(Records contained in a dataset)
::::::::

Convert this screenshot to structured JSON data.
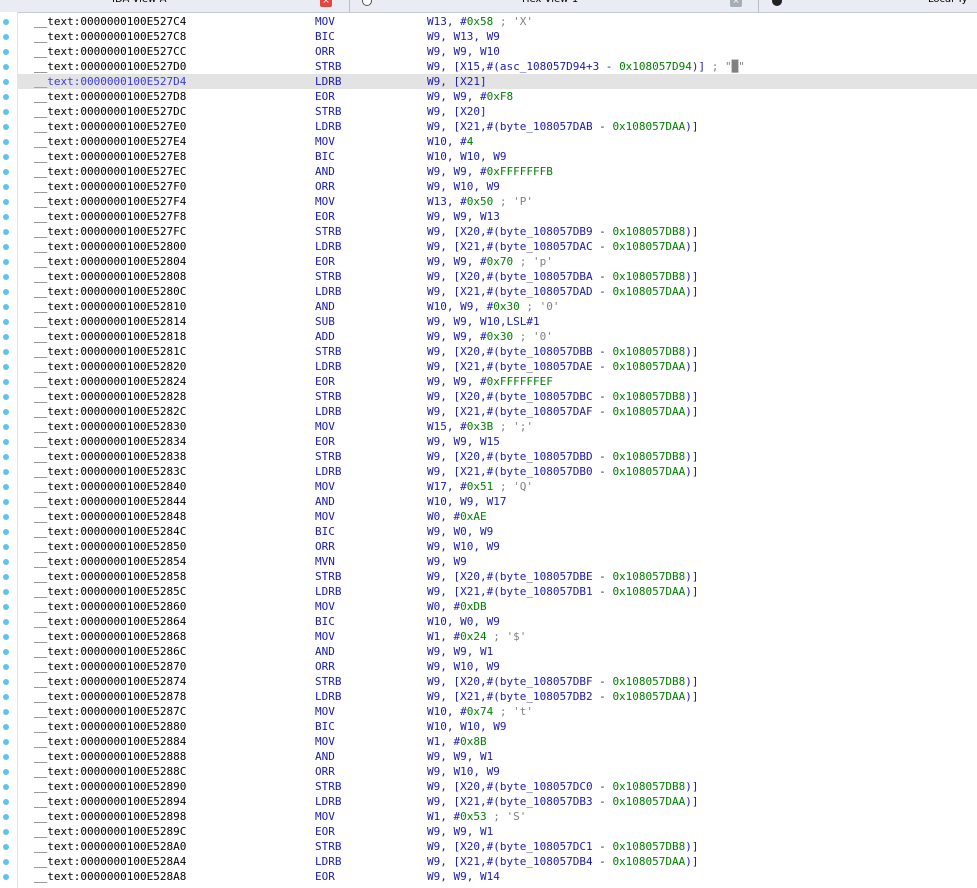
{
  "tabs": [
    {
      "label": "IDA View-A"
    },
    {
      "label": "Hex View-1"
    },
    {
      "label": "Local Ty"
    }
  ],
  "selected_index": 4,
  "rows": [
    {
      "addr": "__text:0000000100E527C4",
      "mn": "MOV",
      "ops": [
        {
          "t": "W13, #"
        },
        {
          "t": "0x58",
          "c": "num"
        },
        {
          "t": " ; 'X'",
          "c": "cmt"
        }
      ]
    },
    {
      "addr": "__text:0000000100E527C8",
      "mn": "BIC",
      "ops": [
        {
          "t": "W9, W13, W9"
        }
      ]
    },
    {
      "addr": "__text:0000000100E527CC",
      "mn": "ORR",
      "ops": [
        {
          "t": "W9, W9, W10"
        }
      ]
    },
    {
      "addr": "__text:0000000100E527D0",
      "mn": "STRB",
      "ops": [
        {
          "t": "W9, [X15,#(asc_108057D94+3 - "
        },
        {
          "t": "0x108057D94",
          "c": "num"
        },
        {
          "t": ")]"
        },
        {
          "t": " ; \"█\"",
          "c": "cmt"
        }
      ]
    },
    {
      "addr": "__text:0000000100E527D4",
      "mn": "LDRB",
      "ops": [
        {
          "t": "W9, [X21]"
        }
      ]
    },
    {
      "addr": "__text:0000000100E527D8",
      "mn": "EOR",
      "ops": [
        {
          "t": "W9, W9, #"
        },
        {
          "t": "0xF8",
          "c": "num"
        }
      ]
    },
    {
      "addr": "__text:0000000100E527DC",
      "mn": "STRB",
      "ops": [
        {
          "t": "W9, [X20]"
        }
      ]
    },
    {
      "addr": "__text:0000000100E527E0",
      "mn": "LDRB",
      "ops": [
        {
          "t": "W9, [X21,#(byte_108057DAB - "
        },
        {
          "t": "0x108057DAA",
          "c": "num"
        },
        {
          "t": ")]"
        }
      ]
    },
    {
      "addr": "__text:0000000100E527E4",
      "mn": "MOV",
      "ops": [
        {
          "t": "W10, #"
        },
        {
          "t": "4",
          "c": "num"
        }
      ]
    },
    {
      "addr": "__text:0000000100E527E8",
      "mn": "BIC",
      "ops": [
        {
          "t": "W10, W10, W9"
        }
      ]
    },
    {
      "addr": "__text:0000000100E527EC",
      "mn": "AND",
      "ops": [
        {
          "t": "W9, W9, #"
        },
        {
          "t": "0xFFFFFFFB",
          "c": "num"
        }
      ]
    },
    {
      "addr": "__text:0000000100E527F0",
      "mn": "ORR",
      "ops": [
        {
          "t": "W9, W10, W9"
        }
      ]
    },
    {
      "addr": "__text:0000000100E527F4",
      "mn": "MOV",
      "ops": [
        {
          "t": "W13, #"
        },
        {
          "t": "0x50",
          "c": "num"
        },
        {
          "t": " ; 'P'",
          "c": "cmt"
        }
      ]
    },
    {
      "addr": "__text:0000000100E527F8",
      "mn": "EOR",
      "ops": [
        {
          "t": "W9, W9, W13"
        }
      ]
    },
    {
      "addr": "__text:0000000100E527FC",
      "mn": "STRB",
      "ops": [
        {
          "t": "W9, [X20,#(byte_108057DB9 - "
        },
        {
          "t": "0x108057DB8",
          "c": "num"
        },
        {
          "t": ")]"
        }
      ]
    },
    {
      "addr": "__text:0000000100E52800",
      "mn": "LDRB",
      "ops": [
        {
          "t": "W9, [X21,#(byte_108057DAC - "
        },
        {
          "t": "0x108057DAA",
          "c": "num"
        },
        {
          "t": ")]"
        }
      ]
    },
    {
      "addr": "__text:0000000100E52804",
      "mn": "EOR",
      "ops": [
        {
          "t": "W9, W9, #"
        },
        {
          "t": "0x70",
          "c": "num"
        },
        {
          "t": " ; 'p'",
          "c": "cmt"
        }
      ]
    },
    {
      "addr": "__text:0000000100E52808",
      "mn": "STRB",
      "ops": [
        {
          "t": "W9, [X20,#(byte_108057DBA - "
        },
        {
          "t": "0x108057DB8",
          "c": "num"
        },
        {
          "t": ")]"
        }
      ]
    },
    {
      "addr": "__text:0000000100E5280C",
      "mn": "LDRB",
      "ops": [
        {
          "t": "W9, [X21,#(byte_108057DAD - "
        },
        {
          "t": "0x108057DAA",
          "c": "num"
        },
        {
          "t": ")]"
        }
      ]
    },
    {
      "addr": "__text:0000000100E52810",
      "mn": "AND",
      "ops": [
        {
          "t": "W10, W9, #"
        },
        {
          "t": "0x30",
          "c": "num"
        },
        {
          "t": " ; '0'",
          "c": "cmt"
        }
      ]
    },
    {
      "addr": "__text:0000000100E52814",
      "mn": "SUB",
      "ops": [
        {
          "t": "W9, W9, W10,LSL#1"
        }
      ]
    },
    {
      "addr": "__text:0000000100E52818",
      "mn": "ADD",
      "ops": [
        {
          "t": "W9, W9, #"
        },
        {
          "t": "0x30",
          "c": "num"
        },
        {
          "t": " ; '0'",
          "c": "cmt"
        }
      ]
    },
    {
      "addr": "__text:0000000100E5281C",
      "mn": "STRB",
      "ops": [
        {
          "t": "W9, [X20,#(byte_108057DBB - "
        },
        {
          "t": "0x108057DB8",
          "c": "num"
        },
        {
          "t": ")]"
        }
      ]
    },
    {
      "addr": "__text:0000000100E52820",
      "mn": "LDRB",
      "ops": [
        {
          "t": "W9, [X21,#(byte_108057DAE - "
        },
        {
          "t": "0x108057DAA",
          "c": "num"
        },
        {
          "t": ")]"
        }
      ]
    },
    {
      "addr": "__text:0000000100E52824",
      "mn": "EOR",
      "ops": [
        {
          "t": "W9, W9, #"
        },
        {
          "t": "0xFFFFFFEF",
          "c": "num"
        }
      ]
    },
    {
      "addr": "__text:0000000100E52828",
      "mn": "STRB",
      "ops": [
        {
          "t": "W9, [X20,#(byte_108057DBC - "
        },
        {
          "t": "0x108057DB8",
          "c": "num"
        },
        {
          "t": ")]"
        }
      ]
    },
    {
      "addr": "__text:0000000100E5282C",
      "mn": "LDRB",
      "ops": [
        {
          "t": "W9, [X21,#(byte_108057DAF - "
        },
        {
          "t": "0x108057DAA",
          "c": "num"
        },
        {
          "t": ")]"
        }
      ]
    },
    {
      "addr": "__text:0000000100E52830",
      "mn": "MOV",
      "ops": [
        {
          "t": "W15, #"
        },
        {
          "t": "0x3B",
          "c": "num"
        },
        {
          "t": " ; ';'",
          "c": "cmt"
        }
      ]
    },
    {
      "addr": "__text:0000000100E52834",
      "mn": "EOR",
      "ops": [
        {
          "t": "W9, W9, W15"
        }
      ]
    },
    {
      "addr": "__text:0000000100E52838",
      "mn": "STRB",
      "ops": [
        {
          "t": "W9, [X20,#(byte_108057DBD - "
        },
        {
          "t": "0x108057DB8",
          "c": "num"
        },
        {
          "t": ")]"
        }
      ]
    },
    {
      "addr": "__text:0000000100E5283C",
      "mn": "LDRB",
      "ops": [
        {
          "t": "W9, [X21,#(byte_108057DB0 - "
        },
        {
          "t": "0x108057DAA",
          "c": "num"
        },
        {
          "t": ")]"
        }
      ]
    },
    {
      "addr": "__text:0000000100E52840",
      "mn": "MOV",
      "ops": [
        {
          "t": "W17, #"
        },
        {
          "t": "0x51",
          "c": "num"
        },
        {
          "t": " ; 'Q'",
          "c": "cmt"
        }
      ]
    },
    {
      "addr": "__text:0000000100E52844",
      "mn": "AND",
      "ops": [
        {
          "t": "W10, W9, W17"
        }
      ]
    },
    {
      "addr": "__text:0000000100E52848",
      "mn": "MOV",
      "ops": [
        {
          "t": "W0, #"
        },
        {
          "t": "0xAE",
          "c": "num"
        }
      ]
    },
    {
      "addr": "__text:0000000100E5284C",
      "mn": "BIC",
      "ops": [
        {
          "t": "W9, W0, W9"
        }
      ]
    },
    {
      "addr": "__text:0000000100E52850",
      "mn": "ORR",
      "ops": [
        {
          "t": "W9, W10, W9"
        }
      ]
    },
    {
      "addr": "__text:0000000100E52854",
      "mn": "MVN",
      "ops": [
        {
          "t": "W9, W9"
        }
      ]
    },
    {
      "addr": "__text:0000000100E52858",
      "mn": "STRB",
      "ops": [
        {
          "t": "W9, [X20,#(byte_108057DBE - "
        },
        {
          "t": "0x108057DB8",
          "c": "num"
        },
        {
          "t": ")]"
        }
      ]
    },
    {
      "addr": "__text:0000000100E5285C",
      "mn": "LDRB",
      "ops": [
        {
          "t": "W9, [X21,#(byte_108057DB1 - "
        },
        {
          "t": "0x108057DAA",
          "c": "num"
        },
        {
          "t": ")]"
        }
      ]
    },
    {
      "addr": "__text:0000000100E52860",
      "mn": "MOV",
      "ops": [
        {
          "t": "W0, #"
        },
        {
          "t": "0xDB",
          "c": "num"
        }
      ]
    },
    {
      "addr": "__text:0000000100E52864",
      "mn": "BIC",
      "ops": [
        {
          "t": "W10, W0, W9"
        }
      ]
    },
    {
      "addr": "__text:0000000100E52868",
      "mn": "MOV",
      "ops": [
        {
          "t": "W1, #"
        },
        {
          "t": "0x24",
          "c": "num"
        },
        {
          "t": " ; '$'",
          "c": "cmt"
        }
      ]
    },
    {
      "addr": "__text:0000000100E5286C",
      "mn": "AND",
      "ops": [
        {
          "t": "W9, W9, W1"
        }
      ]
    },
    {
      "addr": "__text:0000000100E52870",
      "mn": "ORR",
      "ops": [
        {
          "t": "W9, W10, W9"
        }
      ]
    },
    {
      "addr": "__text:0000000100E52874",
      "mn": "STRB",
      "ops": [
        {
          "t": "W9, [X20,#(byte_108057DBF - "
        },
        {
          "t": "0x108057DB8",
          "c": "num"
        },
        {
          "t": ")]"
        }
      ]
    },
    {
      "addr": "__text:0000000100E52878",
      "mn": "LDRB",
      "ops": [
        {
          "t": "W9, [X21,#(byte_108057DB2 - "
        },
        {
          "t": "0x108057DAA",
          "c": "num"
        },
        {
          "t": ")]"
        }
      ]
    },
    {
      "addr": "__text:0000000100E5287C",
      "mn": "MOV",
      "ops": [
        {
          "t": "W10, #"
        },
        {
          "t": "0x74",
          "c": "num"
        },
        {
          "t": " ; 't'",
          "c": "cmt"
        }
      ]
    },
    {
      "addr": "__text:0000000100E52880",
      "mn": "BIC",
      "ops": [
        {
          "t": "W10, W10, W9"
        }
      ]
    },
    {
      "addr": "__text:0000000100E52884",
      "mn": "MOV",
      "ops": [
        {
          "t": "W1, #"
        },
        {
          "t": "0x8B",
          "c": "num"
        }
      ]
    },
    {
      "addr": "__text:0000000100E52888",
      "mn": "AND",
      "ops": [
        {
          "t": "W9, W9, W1"
        }
      ]
    },
    {
      "addr": "__text:0000000100E5288C",
      "mn": "ORR",
      "ops": [
        {
          "t": "W9, W10, W9"
        }
      ]
    },
    {
      "addr": "__text:0000000100E52890",
      "mn": "STRB",
      "ops": [
        {
          "t": "W9, [X20,#(byte_108057DC0 - "
        },
        {
          "t": "0x108057DB8",
          "c": "num"
        },
        {
          "t": ")]"
        }
      ]
    },
    {
      "addr": "__text:0000000100E52894",
      "mn": "LDRB",
      "ops": [
        {
          "t": "W9, [X21,#(byte_108057DB3 - "
        },
        {
          "t": "0x108057DAA",
          "c": "num"
        },
        {
          "t": ")]"
        }
      ]
    },
    {
      "addr": "__text:0000000100E52898",
      "mn": "MOV",
      "ops": [
        {
          "t": "W1, #"
        },
        {
          "t": "0x53",
          "c": "num"
        },
        {
          "t": " ; 'S'",
          "c": "cmt"
        }
      ]
    },
    {
      "addr": "__text:0000000100E5289C",
      "mn": "EOR",
      "ops": [
        {
          "t": "W9, W9, W1"
        }
      ]
    },
    {
      "addr": "__text:0000000100E528A0",
      "mn": "STRB",
      "ops": [
        {
          "t": "W9, [X20,#(byte_108057DC1 - "
        },
        {
          "t": "0x108057DB8",
          "c": "num"
        },
        {
          "t": ")]"
        }
      ]
    },
    {
      "addr": "__text:0000000100E528A4",
      "mn": "LDRB",
      "ops": [
        {
          "t": "W9, [X21,#(byte_108057DB4 - "
        },
        {
          "t": "0x108057DAA",
          "c": "num"
        },
        {
          "t": ")]"
        }
      ]
    },
    {
      "addr": "__text:0000000100E528A8",
      "mn": "EOR",
      "ops": [
        {
          "t": "W9, W9, W14"
        }
      ]
    }
  ]
}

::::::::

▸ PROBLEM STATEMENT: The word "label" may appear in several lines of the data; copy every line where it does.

▸ FINISHED TASK:
      "label": "IDA View-A"
      "label": "Hex View-1"
      "label": "Local Ty"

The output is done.